The Pale Horse review: A haunting, stylish mystery
Ivan Radford | On 09, Feb 2020
“It’s just people dying like people do.” So says someone in BBC One’s The Pale Horse, immediately making it clear that there’s more going on than meets the eye. You’d expect nothing less from Sarah Phelps, who here completes her quintet of impressive adaptations of Agatha Christie novels for BBC One – a run that first began with And Then There Were None, which took the classic survival thriller and filled it with fresh, supernatural dread. The Pale Horse, then, marks a fitting conclusion for the series; Agatha Christie’s whodunnit is a ghost story through and through.
We begin with the death of a young woman, Jessie, who is found with a list of names on her person. What do they mean? And why is Mark Easterbook (Rufus Sewell) on it? The answer has something to do with The Pale Horse, a pub in the quiet village of Much Deeping, where three sinister spinsters read fortunes.
Could it be witchcraft? That’s the twisted mystery at the heart of the increasingly eerie goings-on, and Phelps is in her element, weaving together suspicious deaths with an almost unnaturally dark atmosphere; within the opening minute, we’ve seen dead animals in jars and rat-ridden apartments, all adding to the morbid, depraved world of 1961 London. Director Leonora Lonsdale executes the unnerving details with a delightfully shadowy touch, turning a visit to Much Deeping into a folk horror-tinged nightmare, complete with parades and masks – we’re a long way from Miss Marple and Hercule Poirot here.
Indeed, Phelps’ adaptations have tended to avoid the well-known, iconic tales, instead giving other characters a chance to shine and fleshing out interesting and surprising subtexts from the breadcrumbs scattered across the original pages. Rufus Sewell, who is enjoying a much-deserved renaissance off the back of ITV’s Victoria and Amazon’s The Man in the High Castle, is perfectly cast as Mark Easterbrook, who moves from cynical curiosity through to mortal terror in the space of two hours, with a bitter resentment and loathing guilt simmering underneath his slick-suited surface.

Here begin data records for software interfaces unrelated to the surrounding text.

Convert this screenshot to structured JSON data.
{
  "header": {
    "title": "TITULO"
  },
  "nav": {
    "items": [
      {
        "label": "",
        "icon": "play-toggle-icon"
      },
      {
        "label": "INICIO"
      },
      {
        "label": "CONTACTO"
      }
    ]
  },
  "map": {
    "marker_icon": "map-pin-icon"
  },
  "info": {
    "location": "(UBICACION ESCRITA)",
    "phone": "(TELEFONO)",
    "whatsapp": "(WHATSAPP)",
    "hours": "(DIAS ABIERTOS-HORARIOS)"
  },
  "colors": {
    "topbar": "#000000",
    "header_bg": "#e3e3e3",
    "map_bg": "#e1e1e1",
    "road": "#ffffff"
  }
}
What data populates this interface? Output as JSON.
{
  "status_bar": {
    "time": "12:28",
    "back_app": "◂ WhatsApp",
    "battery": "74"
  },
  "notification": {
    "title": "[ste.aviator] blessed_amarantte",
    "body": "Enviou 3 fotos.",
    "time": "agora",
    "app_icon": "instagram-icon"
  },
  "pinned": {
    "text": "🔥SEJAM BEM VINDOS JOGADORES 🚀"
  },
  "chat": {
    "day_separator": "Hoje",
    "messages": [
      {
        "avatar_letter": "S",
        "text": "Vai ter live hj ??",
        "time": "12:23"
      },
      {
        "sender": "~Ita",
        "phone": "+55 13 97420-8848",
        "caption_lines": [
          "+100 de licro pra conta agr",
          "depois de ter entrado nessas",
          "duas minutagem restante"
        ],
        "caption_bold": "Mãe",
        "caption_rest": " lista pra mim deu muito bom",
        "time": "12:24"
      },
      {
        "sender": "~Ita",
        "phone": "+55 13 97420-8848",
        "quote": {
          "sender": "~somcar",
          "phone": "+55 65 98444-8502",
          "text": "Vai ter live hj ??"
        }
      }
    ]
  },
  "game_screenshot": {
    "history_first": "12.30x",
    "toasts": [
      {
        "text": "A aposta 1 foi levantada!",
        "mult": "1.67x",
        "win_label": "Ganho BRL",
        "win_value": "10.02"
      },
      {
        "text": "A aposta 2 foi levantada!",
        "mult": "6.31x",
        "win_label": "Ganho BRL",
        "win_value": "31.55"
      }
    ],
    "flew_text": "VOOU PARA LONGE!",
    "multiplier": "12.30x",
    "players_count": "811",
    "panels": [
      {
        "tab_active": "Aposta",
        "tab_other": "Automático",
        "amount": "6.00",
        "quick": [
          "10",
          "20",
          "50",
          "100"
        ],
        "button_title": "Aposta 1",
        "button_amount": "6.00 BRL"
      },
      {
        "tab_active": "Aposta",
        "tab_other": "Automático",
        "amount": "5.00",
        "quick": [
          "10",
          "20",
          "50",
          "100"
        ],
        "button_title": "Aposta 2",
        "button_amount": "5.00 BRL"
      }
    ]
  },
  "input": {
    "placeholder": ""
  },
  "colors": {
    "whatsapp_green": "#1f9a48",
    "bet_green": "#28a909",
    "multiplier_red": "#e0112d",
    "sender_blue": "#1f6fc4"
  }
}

Sewell is matched by the always-excellent Kaya Scodelario as her second wife, Hermia, who prepares party snacks and serves up roast dinners with the calm intensity of an unexploded landmine, always on the verge of bursting into imagined violence and erupting with unspoken anger. Together, they make for a gripping, tragic snapshot of a society where public perfection is eaten away by hidden doubts and problems, where class tensions and unchecked privilege are begging to be torn down – the perfect environment for witches looking to prey on people’s desire for revenge, freedom or simply a taste of happiness.
The couple are supported by an exceptional ensemble, which includes Henry Lloyd-Hughes as Mark’s friend, David Ardingly, and the scene-stealing Bertie Carvel as Zachariah Osborne, both men on the list too – the first so straight-laced you become paranoid about the paranormal threat they face, the latter so overly enthusiastic about how to stop it that you’re not sure what to believe.
“It’s not your job to work it out,” reminds Detective Lejeune, played with a roguish glint – and a steely flint – by Sean Pertwee. By the time an answer is unveiled, it’s too late: we’ve been so swallowed up by the curse’s creepy effects that the drama’s spell has already been cast. As a final masterclass in making the familiar unfamiliar, Phelps’ transformation of Agatha Christie into chilling TV is as haunting and stylish as ever.